======== Listed records ========

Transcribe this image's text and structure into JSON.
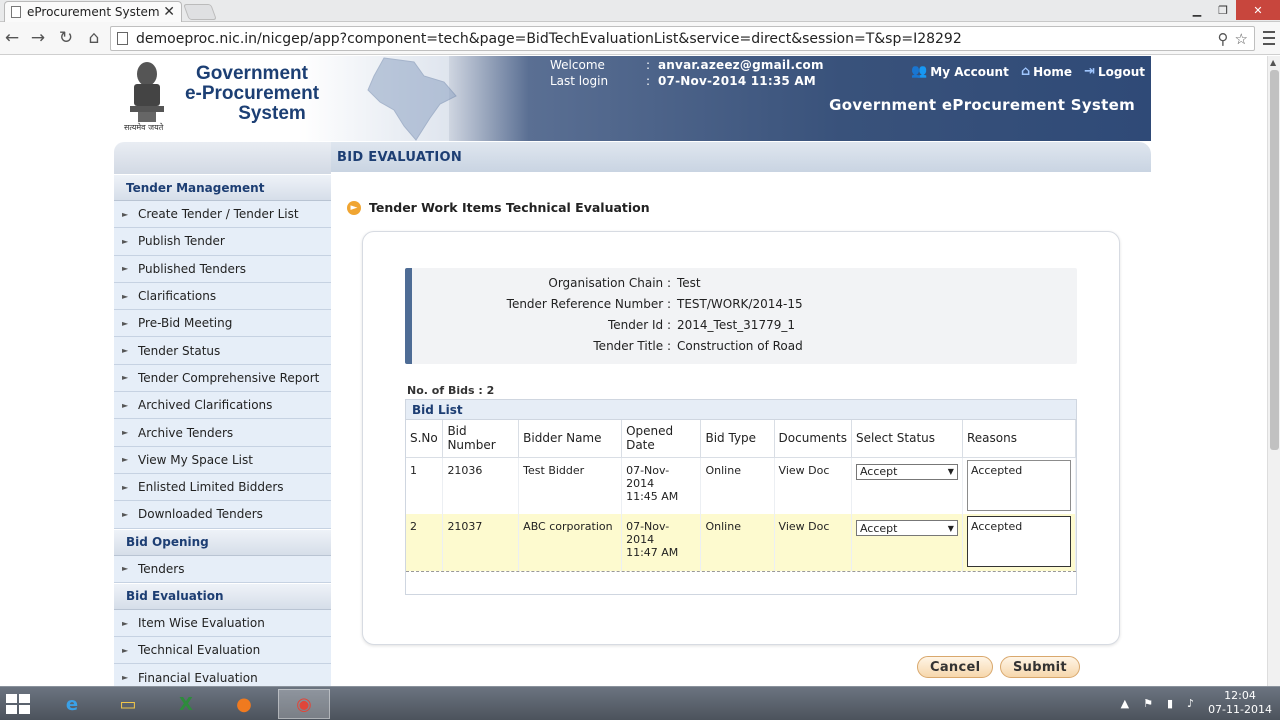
{
  "browser": {
    "tab_title": "eProcurement System",
    "tab_close": "✕",
    "url": "demoeproc.nic.in/nicgep/app?component=tech&page=BidTechEvaluationList&service=direct&session=T&sp=I28292"
  },
  "header": {
    "logo_lines": [
      "Government",
      "e-Procurement",
      "System"
    ],
    "emblem_caption": "सत्यमेव जयते",
    "welcome_label": "Welcome",
    "welcome_value": "anvar.azeez@gmail.com",
    "last_login_label": "Last login",
    "last_login_value": "07-Nov-2014 11:35 AM",
    "links": {
      "my_account": "My Account",
      "home": "Home",
      "logout": "Logout"
    },
    "system_title": "Government eProcurement System"
  },
  "sidebar": {
    "groups": [
      {
        "title": "Tender Management",
        "items": [
          "Create Tender / Tender List",
          "Publish Tender",
          "Published Tenders",
          "Clarifications",
          "Pre-Bid Meeting",
          "Tender Status",
          "Tender Comprehensive Report",
          "Archived Clarifications",
          "Archive Tenders",
          "View My Space List",
          "Enlisted Limited Bidders",
          "Downloaded Tenders"
        ]
      },
      {
        "title": "Bid Opening",
        "items": [
          "Tenders"
        ]
      },
      {
        "title": "Bid Evaluation",
        "items": [
          "Item Wise Evaluation",
          "Technical Evaluation",
          "Financial Evaluation"
        ]
      }
    ]
  },
  "main": {
    "heading": "BID EVALUATION",
    "section_title": "Tender Work Items Technical Evaluation",
    "info": {
      "org_label": "Organisation Chain :",
      "org_value": "Test",
      "ref_label": "Tender Reference Number :",
      "ref_value": "TEST/WORK/2014-15",
      "id_label": "Tender Id :",
      "id_value": "2014_Test_31779_1",
      "title_label": "Tender Title :",
      "title_value": "Construction of Road"
    },
    "bids_count": "No. of Bids : 2",
    "bid_list_title": "Bid List",
    "columns": [
      "S.No",
      "Bid Number",
      "Bidder Name",
      "Opened Date",
      "Bid Type",
      "Documents",
      "Select Status",
      "Reasons"
    ],
    "rows": [
      {
        "sno": "1",
        "bid_number": "21036",
        "bidder": "Test Bidder",
        "date": "07-Nov-2014",
        "time": "11:45 AM",
        "type": "Online",
        "docs": "View Doc",
        "status": "Accept",
        "reason": "Accepted"
      },
      {
        "sno": "2",
        "bid_number": "21037",
        "bidder": "ABC corporation",
        "date": "07-Nov-2014",
        "time": "11:47 AM",
        "type": "Online",
        "docs": "View Doc",
        "status": "Accept",
        "reason": "Accepted"
      }
    ],
    "cancel_label": "Cancel",
    "submit_label": "Submit"
  },
  "taskbar": {
    "time": "12:04",
    "date": "07-11-2014"
  },
  "colors": {
    "brand_blue": "#1d3e73",
    "banner_blue": "#2f4a77",
    "button_orange": "#f6d7ac",
    "highlight_row": "#fdfacf"
  }
}
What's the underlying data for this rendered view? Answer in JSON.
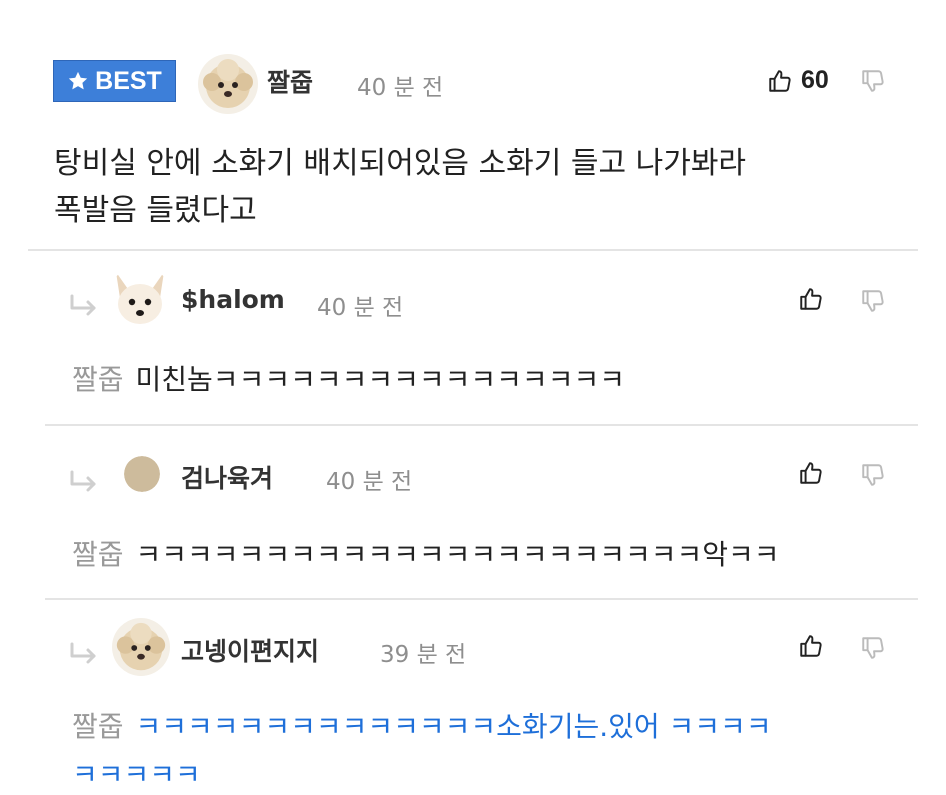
{
  "best": {
    "badge_label": "BEST",
    "author": "짤줍",
    "time": "40 분 전",
    "likes": "60",
    "text_line1": "탕비실 안에 소화기 배치되어있음 소화기 들고 나가봐라",
    "text_line2": "폭발음 들렸다고"
  },
  "replies": [
    {
      "author": "$halom",
      "time": "40 분 전",
      "mention": "짤줍",
      "text": "미친놈ㅋㅋㅋㅋㅋㅋㅋㅋㅋㅋㅋㅋㅋㅋㅋㅋ"
    },
    {
      "author": "검나육겨",
      "time": "40 분 전",
      "mention": "짤줍",
      "text": "ㅋㅋㅋㅋㅋㅋㅋㅋㅋㅋㅋㅋㅋㅋㅋㅋㅋㅋㅋㅋㅋㅋ악ㅋㅋ"
    },
    {
      "author": "고넹이편지지",
      "time": "39 분 전",
      "mention": "짤줍",
      "text_line1": "ㅋㅋㅋㅋㅋㅋㅋㅋㅋㅋㅋㅋㅋㅋ소화기는.있어 ㅋㅋㅋㅋ",
      "text_line2": "ㅋㅋㅋㅋㅋ"
    }
  ],
  "colors": {
    "badge": "#3d7fd9",
    "link": "#1e6fd9",
    "muted": "#8e8e8e"
  },
  "icons": {
    "badge": "star-icon",
    "like": "thumbs-up-icon",
    "dislike": "thumbs-down-icon",
    "reply": "reply-arrow-icon"
  }
}
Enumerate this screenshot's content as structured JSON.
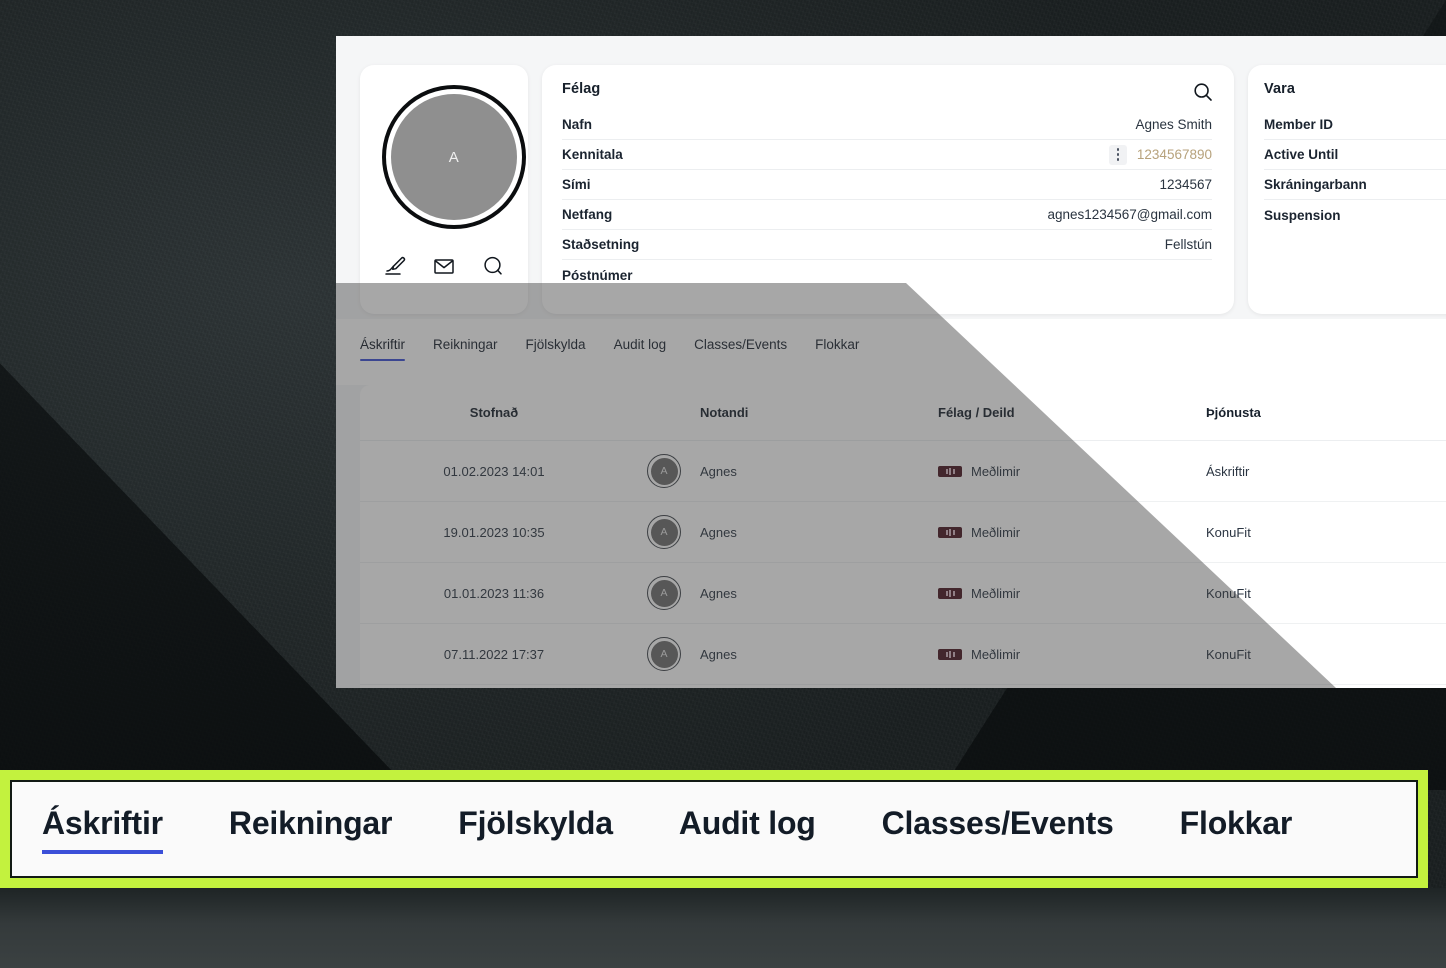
{
  "profile": {
    "avatar_initial": "A",
    "actions": [
      {
        "name": "signature-icon",
        "label": "Signature"
      },
      {
        "name": "mail-icon",
        "label": "Mail"
      },
      {
        "name": "chat-icon",
        "label": "Chat"
      }
    ]
  },
  "felag_card": {
    "title": "Félag",
    "search_icon": "search-icon",
    "rows": [
      {
        "key": "Nafn",
        "value": "Agnes Smith",
        "accent": false,
        "menu": false
      },
      {
        "key": "Kennitala",
        "value": "1234567890",
        "accent": true,
        "menu": true
      },
      {
        "key": "Sími",
        "value": "1234567",
        "accent": false,
        "menu": false
      },
      {
        "key": "Netfang",
        "value": "agnes1234567@gmail.com",
        "accent": false,
        "menu": false
      },
      {
        "key": "Staðsetning",
        "value": "Fellstún",
        "accent": false,
        "menu": false
      },
      {
        "key": "Póstnúmer",
        "value": "",
        "accent": false,
        "menu": false
      }
    ]
  },
  "vara_card": {
    "title": "Vara",
    "rows": [
      {
        "key": "Member ID",
        "value": ""
      },
      {
        "key": "Active Until",
        "value": ""
      },
      {
        "key": "Skráningarbann",
        "value": ""
      },
      {
        "key": "Suspension",
        "value": ""
      }
    ]
  },
  "tabs": [
    {
      "label": "Áskriftir",
      "active": true
    },
    {
      "label": "Reikningar",
      "active": false
    },
    {
      "label": "Fjölskylda",
      "active": false
    },
    {
      "label": "Audit log",
      "active": false
    },
    {
      "label": "Classes/Events",
      "active": false
    },
    {
      "label": "Flokkar",
      "active": false
    }
  ],
  "table": {
    "headers": {
      "stofnad": "Stofnað",
      "notandi": "Notandi",
      "felag_deild": "Félag / Deild",
      "thjonusta": "Þjónusta"
    },
    "rows": [
      {
        "stofnad": "01.02.2023 14:01",
        "avatar": "A",
        "notandi": "Agnes",
        "deild": "Meðlimir",
        "thjonusta": "Áskriftir"
      },
      {
        "stofnad": "19.01.2023 10:35",
        "avatar": "A",
        "notandi": "Agnes",
        "deild": "Meðlimir",
        "thjonusta": "KonuFit"
      },
      {
        "stofnad": "01.01.2023 11:36",
        "avatar": "A",
        "notandi": "Agnes",
        "deild": "Meðlimir",
        "thjonusta": "KonuFit"
      },
      {
        "stofnad": "07.11.2022 17:37",
        "avatar": "A",
        "notandi": "Agnes",
        "deild": "Meðlimir",
        "thjonusta": "KonuFit"
      }
    ]
  },
  "callout": {
    "border_color": "#c3f23e",
    "tabs": [
      {
        "label": "Áskriftir",
        "active": true
      },
      {
        "label": "Reikningar",
        "active": false
      },
      {
        "label": "Fjölskylda",
        "active": false
      },
      {
        "label": "Audit log",
        "active": false
      },
      {
        "label": "Classes/Events",
        "active": false
      },
      {
        "label": "Flokkar",
        "active": false
      }
    ]
  },
  "colors": {
    "accent_blue": "#3b4fd8",
    "kennitala_tan": "#b7a27c",
    "badge_maroon": "#4a1622",
    "highlight_green": "#c3f23e"
  }
}
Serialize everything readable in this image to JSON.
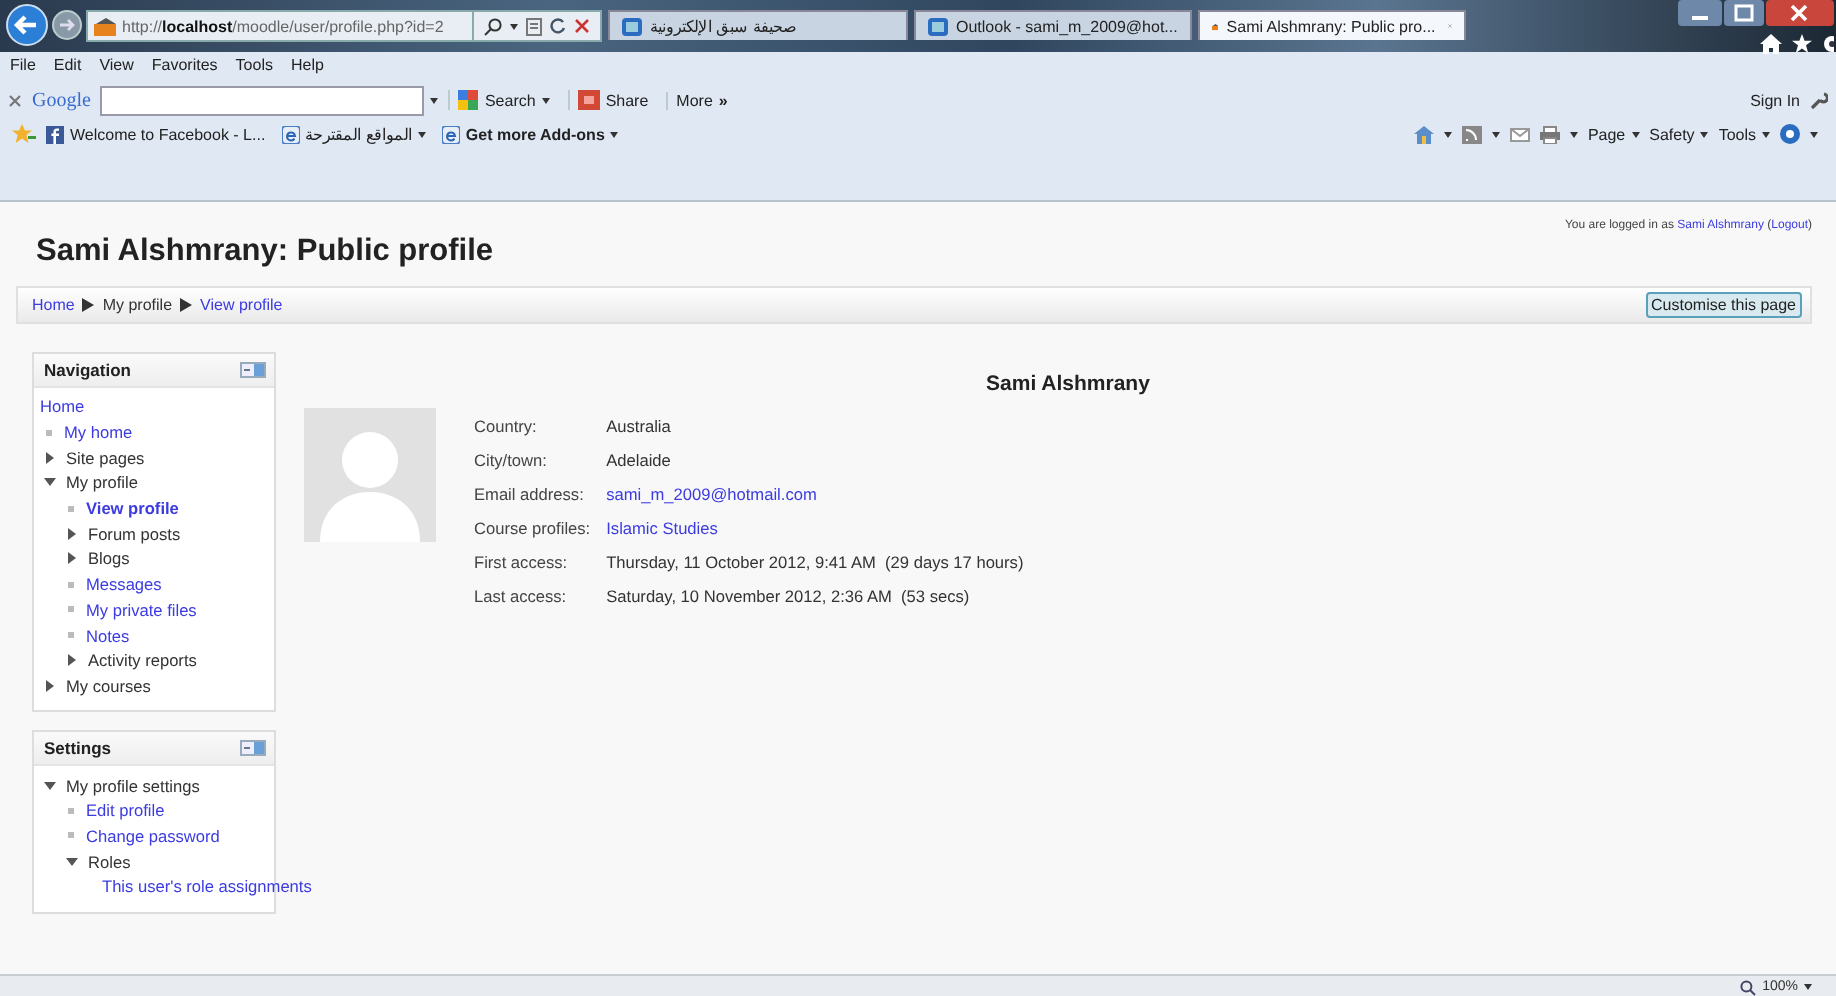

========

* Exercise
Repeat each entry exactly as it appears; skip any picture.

* Output below
Transcribe this image's text and structure into JSON.
{
  "browser": {
    "tab_title": "eProcurement System",
    "tab_close": "✕",
    "url": "demoeproc.nic.in/nicgep/app?component=tech&page=BidTechEvaluationList&service=direct&session=T&sp=I28292"
  },
  "header": {
    "logo_lines": [
      "Government",
      "e-Procurement",
      "System"
    ],
    "emblem_caption": "सत्यमेव जयते",
    "welcome_label": "Welcome",
    "welcome_value": "anvar.azeez@gmail.com",
    "last_login_label": "Last login",
    "last_login_value": "07-Nov-2014 11:35 AM",
    "links": {
      "my_account": "My Account",
      "home": "Home",
      "logout": "Logout"
    },
    "system_title": "Government eProcurement System"
  },
  "sidebar": {
    "groups": [
      {
        "title": "Tender Management",
        "items": [
          "Create Tender / Tender List",
          "Publish Tender",
          "Published Tenders",
          "Clarifications",
          "Pre-Bid Meeting",
          "Tender Status",
          "Tender Comprehensive Report",
          "Archived Clarifications",
          "Archive Tenders",
          "View My Space List",
          "Enlisted Limited Bidders",
          "Downloaded Tenders"
        ]
      },
      {
        "title": "Bid Opening",
        "items": [
          "Tenders"
        ]
      },
      {
        "title": "Bid Evaluation",
        "items": [
          "Item Wise Evaluation",
          "Technical Evaluation",
          "Financial Evaluation"
        ]
      }
    ]
  },
  "main": {
    "heading": "BID EVALUATION",
    "section_title": "Tender Work Items Technical Evaluation",
    "info": {
      "org_label": "Organisation Chain :",
      "org_value": "Test",
      "ref_label": "Tender Reference Number :",
      "ref_value": "TEST/WORK/2014-15",
      "id_label": "Tender Id :",
      "id_value": "2014_Test_31779_1",
      "title_label": "Tender Title :",
      "title_value": "Construction of Road"
    },
    "bids_count": "No. of Bids : 2",
    "bid_list_title": "Bid List",
    "columns": [
      "S.No",
      "Bid Number",
      "Bidder Name",
      "Opened Date",
      "Bid Type",
      "Documents",
      "Select Status",
      "Reasons"
    ],
    "rows": [
      {
        "sno": "1",
        "bid_number": "21036",
        "bidder": "Test Bidder",
        "date": "07-Nov-2014",
        "time": "11:45 AM",
        "type": "Online",
        "docs": "View Doc",
        "status": "Accept",
        "reason": "Accepted"
      },
      {
        "sno": "2",
        "bid_number": "21037",
        "bidder": "ABC corporation",
        "date": "07-Nov-2014",
        "time": "11:47 AM",
        "type": "Online",
        "docs": "View Doc",
        "status": "Accept",
        "reason": "Accepted"
      }
    ],
    "cancel_label": "Cancel",
    "submit_label": "Submit"
  },
  "taskbar": {
    "time": "12:04",
    "date": "07-11-2014"
  },
  "colors": {
    "brand_blue": "#1d3e73",
    "banner_blue": "#2f4a77",
    "button_orange": "#f6d7ac",
    "highlight_row": "#fdfacf"
  }
}
What's the underlying data for this rendered view? Answer in JSON.
{
  "best": {
    "badge_label": "BEST",
    "author": "짤줍",
    "time": "40 분 전",
    "likes": "60",
    "text_line1": "탕비실 안에 소화기 배치되어있음 소화기 들고 나가봐라",
    "text_line2": "폭발음 들렸다고"
  },
  "replies": [
    {
      "author": "$halom",
      "time": "40 분 전",
      "mention": "짤줍",
      "text": "미친놈ㅋㅋㅋㅋㅋㅋㅋㅋㅋㅋㅋㅋㅋㅋㅋㅋ"
    },
    {
      "author": "검나육겨",
      "time": "40 분 전",
      "mention": "짤줍",
      "text": "ㅋㅋㅋㅋㅋㅋㅋㅋㅋㅋㅋㅋㅋㅋㅋㅋㅋㅋㅋㅋㅋㅋ악ㅋㅋ"
    },
    {
      "author": "고넹이편지지",
      "time": "39 분 전",
      "mention": "짤줍",
      "text_line1": "ㅋㅋㅋㅋㅋㅋㅋㅋㅋㅋㅋㅋㅋㅋ소화기는.있어 ㅋㅋㅋㅋ",
      "text_line2": "ㅋㅋㅋㅋㅋ"
    }
  ],
  "colors": {
    "badge": "#3d7fd9",
    "link": "#1e6fd9",
    "muted": "#8e8e8e"
  },
  "icons": {
    "badge": "star-icon",
    "like": "thumbs-up-icon",
    "dislike": "thumbs-down-icon",
    "reply": "reply-arrow-icon"
  }
}
Enumerate this screenshot's content as structured JSON.
{
  "profile": {
    "avatar_initial": "A",
    "actions": [
      {
        "name": "signature-icon",
        "label": "Signature"
      },
      {
        "name": "mail-icon",
        "label": "Mail"
      },
      {
        "name": "chat-icon",
        "label": "Chat"
      }
    ]
  },
  "felag_card": {
    "title": "Félag",
    "search_icon": "search-icon",
    "rows": [
      {
        "key": "Nafn",
        "value": "Agnes Smith",
        "accent": false,
        "menu": false
      },
      {
        "key": "Kennitala",
        "value": "1234567890",
        "accent": true,
        "menu": true
      },
      {
        "key": "Sími",
        "value": "1234567",
        "accent": false,
        "menu": false
      },
      {
        "key": "Netfang",
        "value": "agnes1234567@gmail.com",
        "accent": false,
        "menu": false
      },
      {
        "key": "Staðsetning",
        "value": "Fellstún",
        "accent": false,
        "menu": false
      },
      {
        "key": "Póstnúmer",
        "value": "",
        "accent": false,
        "menu": false
      }
    ]
  },
  "vara_card": {
    "title": "Vara",
    "rows": [
      {
        "key": "Member ID",
        "value": ""
      },
      {
        "key": "Active Until",
        "value": ""
      },
      {
        "key": "Skráningarbann",
        "value": ""
      },
      {
        "key": "Suspension",
        "value": ""
      }
    ]
  },
  "tabs": [
    {
      "label": "Áskriftir",
      "active": true
    },
    {
      "label": "Reikningar",
      "active": false
    },
    {
      "label": "Fjölskylda",
      "active": false
    },
    {
      "label": "Audit log",
      "active": false
    },
    {
      "label": "Classes/Events",
      "active": false
    },
    {
      "label": "Flokkar",
      "active": false
    }
  ],
  "table": {
    "headers": {
      "stofnad": "Stofnað",
      "notandi": "Notandi",
      "felag_deild": "Félag / Deild",
      "thjonusta": "Þjónusta"
    },
    "rows": [
      {
        "stofnad": "01.02.2023 14:01",
        "avatar": "A",
        "notandi": "Agnes",
        "deild": "Meðlimir",
        "thjonusta": "Áskriftir"
      },
      {
        "stofnad": "19.01.2023 10:35",
        "avatar": "A",
        "notandi": "Agnes",
        "deild": "Meðlimir",
        "thjonusta": "KonuFit"
      },
      {
        "stofnad": "01.01.2023 11:36",
        "avatar": "A",
        "notandi": "Agnes",
        "deild": "Meðlimir",
        "thjonusta": "KonuFit"
      },
      {
        "stofnad": "07.11.2022 17:37",
        "avatar": "A",
        "notandi": "Agnes",
        "deild": "Meðlimir",
        "thjonusta": "KonuFit"
      }
    ]
  },
  "callout": {
    "border_color": "#c3f23e",
    "tabs": [
      {
        "label": "Áskriftir",
        "active": true
      },
      {
        "label": "Reikningar",
        "active": false
      },
      {
        "label": "Fjölskylda",
        "active": false
      },
      {
        "label": "Audit log",
        "active": false
      },
      {
        "label": "Classes/Events",
        "active": false
      },
      {
        "label": "Flokkar",
        "active": false
      }
    ]
  },
  "colors": {
    "accent_blue": "#3b4fd8",
    "kennitala_tan": "#b7a27c",
    "badge_maroon": "#4a1622",
    "highlight_green": "#c3f23e"
  }
}
Serialize everything readable in this image to JSON.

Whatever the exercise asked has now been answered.